2 years later, Zieten reenlisted as a lieutenant, however he provoked his squadron commander into a duel after arguing. His punishment was a years imprisonment on the fortress of Konigsberg. Upon his freedom, he immediately rechallenged his commander to a duel once more, and was discharged again.
Ziteten managed to reinstate in the newly formed Hussar regiment. He showed talent as a cavalryman, and learnt light cavalry work from his teacher General Baronay of the Austrian army, the only army to have truly mastered it in this period. He was eventually promoted to lieutenant-colonel of the hussar regiment.

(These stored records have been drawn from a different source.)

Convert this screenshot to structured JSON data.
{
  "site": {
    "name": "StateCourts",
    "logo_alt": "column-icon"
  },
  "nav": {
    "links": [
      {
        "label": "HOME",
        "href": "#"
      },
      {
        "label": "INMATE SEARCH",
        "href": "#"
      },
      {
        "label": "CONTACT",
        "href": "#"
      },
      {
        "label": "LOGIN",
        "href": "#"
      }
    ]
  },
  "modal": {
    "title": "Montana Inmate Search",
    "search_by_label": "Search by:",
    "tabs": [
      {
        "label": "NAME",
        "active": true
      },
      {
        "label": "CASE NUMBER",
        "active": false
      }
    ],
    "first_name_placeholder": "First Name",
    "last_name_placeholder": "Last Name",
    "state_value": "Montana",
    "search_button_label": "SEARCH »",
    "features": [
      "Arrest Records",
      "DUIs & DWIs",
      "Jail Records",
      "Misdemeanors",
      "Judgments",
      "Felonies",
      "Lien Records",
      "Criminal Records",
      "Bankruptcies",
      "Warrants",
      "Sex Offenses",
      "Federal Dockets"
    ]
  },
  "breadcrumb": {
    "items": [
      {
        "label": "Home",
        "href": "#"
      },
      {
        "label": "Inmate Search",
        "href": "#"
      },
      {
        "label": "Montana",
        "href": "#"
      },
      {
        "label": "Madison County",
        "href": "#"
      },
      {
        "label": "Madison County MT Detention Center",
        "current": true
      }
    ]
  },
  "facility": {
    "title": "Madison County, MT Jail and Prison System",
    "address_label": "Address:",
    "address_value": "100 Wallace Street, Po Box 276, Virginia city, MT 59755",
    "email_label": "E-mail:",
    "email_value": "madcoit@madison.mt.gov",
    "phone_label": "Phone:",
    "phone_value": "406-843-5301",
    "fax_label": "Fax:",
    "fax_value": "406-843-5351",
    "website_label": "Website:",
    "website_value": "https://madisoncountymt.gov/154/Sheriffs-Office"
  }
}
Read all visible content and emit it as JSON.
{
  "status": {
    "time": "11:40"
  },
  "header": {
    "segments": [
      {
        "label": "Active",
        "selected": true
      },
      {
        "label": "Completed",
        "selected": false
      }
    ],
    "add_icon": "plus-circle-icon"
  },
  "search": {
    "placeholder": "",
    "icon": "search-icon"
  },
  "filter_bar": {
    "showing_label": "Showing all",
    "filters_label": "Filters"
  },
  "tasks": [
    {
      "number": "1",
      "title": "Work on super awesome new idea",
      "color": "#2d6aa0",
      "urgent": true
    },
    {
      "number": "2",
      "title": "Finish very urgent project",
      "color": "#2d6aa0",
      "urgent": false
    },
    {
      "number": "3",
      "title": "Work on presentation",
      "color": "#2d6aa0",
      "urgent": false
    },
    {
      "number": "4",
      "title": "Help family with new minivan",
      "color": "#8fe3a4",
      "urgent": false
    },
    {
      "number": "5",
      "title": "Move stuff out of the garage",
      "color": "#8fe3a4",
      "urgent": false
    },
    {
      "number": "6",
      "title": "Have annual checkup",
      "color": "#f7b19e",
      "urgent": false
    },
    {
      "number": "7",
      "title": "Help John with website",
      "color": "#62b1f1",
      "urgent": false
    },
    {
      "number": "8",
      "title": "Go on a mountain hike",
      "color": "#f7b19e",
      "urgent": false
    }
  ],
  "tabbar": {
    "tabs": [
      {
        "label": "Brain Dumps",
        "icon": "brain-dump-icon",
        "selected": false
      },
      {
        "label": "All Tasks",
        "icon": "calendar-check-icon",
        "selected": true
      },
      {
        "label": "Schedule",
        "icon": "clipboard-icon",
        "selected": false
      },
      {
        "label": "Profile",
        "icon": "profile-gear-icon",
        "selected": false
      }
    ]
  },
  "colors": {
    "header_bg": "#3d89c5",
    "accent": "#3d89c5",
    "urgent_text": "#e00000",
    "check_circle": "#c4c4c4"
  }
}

Zieten and his hussar regiment became known for their surprise attacks and military prowess, and partook in many wars and battles, in a period of time known as Zieten’s ride. He eventually took part in the Seven Years war, distinguishing himself and finally, in 1761, dragging King Frederick the Great out of a deep spiritual crisis while the army was entrenched. Until the war ended, he was repeatedly entrusted with the supreme command of the entire Prussian army when the king was absent. After the war, Zieten belonged to the elite of the kingdom, a trusted friend and a part of the monarch’s inner circle.